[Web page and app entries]
━━━━━━━━━━━━━━━━━━━━━━━━━━━━━━

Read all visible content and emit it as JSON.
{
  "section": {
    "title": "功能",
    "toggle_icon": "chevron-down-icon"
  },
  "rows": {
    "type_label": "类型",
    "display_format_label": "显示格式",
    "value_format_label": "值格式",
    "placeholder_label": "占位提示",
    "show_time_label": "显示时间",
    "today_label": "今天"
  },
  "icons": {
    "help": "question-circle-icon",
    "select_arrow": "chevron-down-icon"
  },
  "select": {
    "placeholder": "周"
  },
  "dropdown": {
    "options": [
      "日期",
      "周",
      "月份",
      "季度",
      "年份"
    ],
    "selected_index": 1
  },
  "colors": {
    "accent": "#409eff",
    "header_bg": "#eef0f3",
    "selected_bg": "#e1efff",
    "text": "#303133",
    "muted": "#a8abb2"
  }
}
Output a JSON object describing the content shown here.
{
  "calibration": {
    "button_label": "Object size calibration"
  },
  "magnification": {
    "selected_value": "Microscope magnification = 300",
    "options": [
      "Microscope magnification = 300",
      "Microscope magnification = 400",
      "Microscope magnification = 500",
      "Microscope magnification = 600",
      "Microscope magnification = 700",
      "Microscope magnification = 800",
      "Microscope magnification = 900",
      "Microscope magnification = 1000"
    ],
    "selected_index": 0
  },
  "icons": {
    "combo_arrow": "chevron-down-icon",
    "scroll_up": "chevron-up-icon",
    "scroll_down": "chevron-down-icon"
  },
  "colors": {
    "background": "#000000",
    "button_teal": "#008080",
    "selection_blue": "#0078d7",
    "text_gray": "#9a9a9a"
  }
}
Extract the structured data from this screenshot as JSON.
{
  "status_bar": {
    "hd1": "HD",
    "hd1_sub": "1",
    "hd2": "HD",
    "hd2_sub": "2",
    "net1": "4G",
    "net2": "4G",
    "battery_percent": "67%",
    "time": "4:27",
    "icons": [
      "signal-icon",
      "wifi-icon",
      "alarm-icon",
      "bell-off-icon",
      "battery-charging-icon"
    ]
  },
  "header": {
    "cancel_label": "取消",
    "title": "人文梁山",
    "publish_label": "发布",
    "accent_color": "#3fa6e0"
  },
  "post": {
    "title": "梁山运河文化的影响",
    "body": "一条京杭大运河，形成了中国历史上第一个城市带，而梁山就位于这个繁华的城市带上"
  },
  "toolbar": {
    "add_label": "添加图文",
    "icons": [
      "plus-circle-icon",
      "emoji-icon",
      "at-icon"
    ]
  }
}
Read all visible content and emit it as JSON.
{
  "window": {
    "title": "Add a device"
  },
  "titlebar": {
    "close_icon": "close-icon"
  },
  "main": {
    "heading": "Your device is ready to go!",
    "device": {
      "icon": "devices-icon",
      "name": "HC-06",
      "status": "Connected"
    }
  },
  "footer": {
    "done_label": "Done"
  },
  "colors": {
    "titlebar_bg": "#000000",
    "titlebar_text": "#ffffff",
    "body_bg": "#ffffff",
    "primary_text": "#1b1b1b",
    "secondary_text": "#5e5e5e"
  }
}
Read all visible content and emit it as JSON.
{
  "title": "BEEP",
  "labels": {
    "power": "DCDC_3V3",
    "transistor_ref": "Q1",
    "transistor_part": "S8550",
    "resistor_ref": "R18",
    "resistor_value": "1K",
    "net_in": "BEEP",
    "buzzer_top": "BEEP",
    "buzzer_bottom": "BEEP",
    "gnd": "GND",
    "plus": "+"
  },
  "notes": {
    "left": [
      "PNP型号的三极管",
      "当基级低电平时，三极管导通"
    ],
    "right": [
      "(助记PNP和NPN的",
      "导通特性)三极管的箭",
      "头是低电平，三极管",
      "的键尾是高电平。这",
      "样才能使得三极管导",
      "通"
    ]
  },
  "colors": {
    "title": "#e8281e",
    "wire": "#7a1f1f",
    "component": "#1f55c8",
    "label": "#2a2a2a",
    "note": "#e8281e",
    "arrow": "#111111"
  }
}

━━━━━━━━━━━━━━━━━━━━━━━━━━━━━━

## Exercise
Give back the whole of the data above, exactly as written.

## Solution for this problem
Read all visible content and emit it as JSON.
{
  "section": {
    "title": "功能",
    "toggle_icon": "chevron-down-icon"
  },
  "rows": {
    "type_label": "类型",
    "display_format_label": "显示格式",
    "value_format_label": "值格式",
    "placeholder_label": "占位提示",
    "show_time_label": "显示时间",
    "today_label": "今天"
  },
  "icons": {
    "help": "question-circle-icon",
    "select_arrow": "chevron-down-icon"
  },
  "select": {
    "placeholder": "周"
  },
  "dropdown": {
    "options": [
      "日期",
      "周",
      "月份",
      "季度",
      "年份"
    ],
    "selected_index": 1
  },
  "colors": {
    "accent": "#409eff",
    "header_bg": "#eef0f3",
    "selected_bg": "#e1efff",
    "text": "#303133",
    "muted": "#a8abb2"
  }
}
Output a JSON object describing the content shown here.
{
  "calibration": {
    "button_label": "Object size calibration"
  },
  "magnification": {
    "selected_value": "Microscope magnification = 300",
    "options": [
      "Microscope magnification = 300",
      "Microscope magnification = 400",
      "Microscope magnification = 500",
      "Microscope magnification = 600",
      "Microscope magnification = 700",
      "Microscope magnification = 800",
      "Microscope magnification = 900",
      "Microscope magnification = 1000"
    ],
    "selected_index": 0
  },
  "icons": {
    "combo_arrow": "chevron-down-icon",
    "scroll_up": "chevron-up-icon",
    "scroll_down": "chevron-down-icon"
  },
  "colors": {
    "background": "#000000",
    "button_teal": "#008080",
    "selection_blue": "#0078d7",
    "text_gray": "#9a9a9a"
  }
}
Extract the structured data from this screenshot as JSON.
{
  "status_bar": {
    "hd1": "HD",
    "hd1_sub": "1",
    "hd2": "HD",
    "hd2_sub": "2",
    "net1": "4G",
    "net2": "4G",
    "battery_percent": "67%",
    "time": "4:27",
    "icons": [
      "signal-icon",
      "wifi-icon",
      "alarm-icon",
      "bell-off-icon",
      "battery-charging-icon"
    ]
  },
  "header": {
    "cancel_label": "取消",
    "title": "人文梁山",
    "publish_label": "发布",
    "accent_color": "#3fa6e0"
  },
  "post": {
    "title": "梁山运河文化的影响",
    "body": "一条京杭大运河，形成了中国历史上第一个城市带，而梁山就位于这个繁华的城市带上"
  },
  "toolbar": {
    "add_label": "添加图文",
    "icons": [
      "plus-circle-icon",
      "emoji-icon",
      "at-icon"
    ]
  }
}
Read all visible content and emit it as JSON.
{
  "window": {
    "title": "Add a device"
  },
  "titlebar": {
    "close_icon": "close-icon"
  },
  "main": {
    "heading": "Your device is ready to go!",
    "device": {
      "icon": "devices-icon",
      "name": "HC-06",
      "status": "Connected"
    }
  },
  "footer": {
    "done_label": "Done"
  },
  "colors": {
    "titlebar_bg": "#000000",
    "titlebar_text": "#ffffff",
    "body_bg": "#ffffff",
    "primary_text": "#1b1b1b",
    "secondary_text": "#5e5e5e"
  }
}
Read all visible content and emit it as JSON.
{
  "title": "BEEP",
  "labels": {
    "power": "DCDC_3V3",
    "transistor_ref": "Q1",
    "transistor_part": "S8550",
    "resistor_ref": "R18",
    "resistor_value": "1K",
    "net_in": "BEEP",
    "buzzer_top": "BEEP",
    "buzzer_bottom": "BEEP",
    "gnd": "GND",
    "plus": "+"
  },
  "notes": {
    "left": [
      "PNP型号的三极管",
      "当基级低电平时，三极管导通"
    ],
    "right": [
      "(助记PNP和NPN的",
      "导通特性)三极管的箭",
      "头是低电平，三极管",
      "的键尾是高电平。这",
      "样才能使得三极管导",
      "通"
    ]
  },
  "colors": {
    "title": "#e8281e",
    "wire": "#7a1f1f",
    "component": "#1f55c8",
    "label": "#2a2a2a",
    "note": "#e8281e",
    "arrow": "#111111"
  }
}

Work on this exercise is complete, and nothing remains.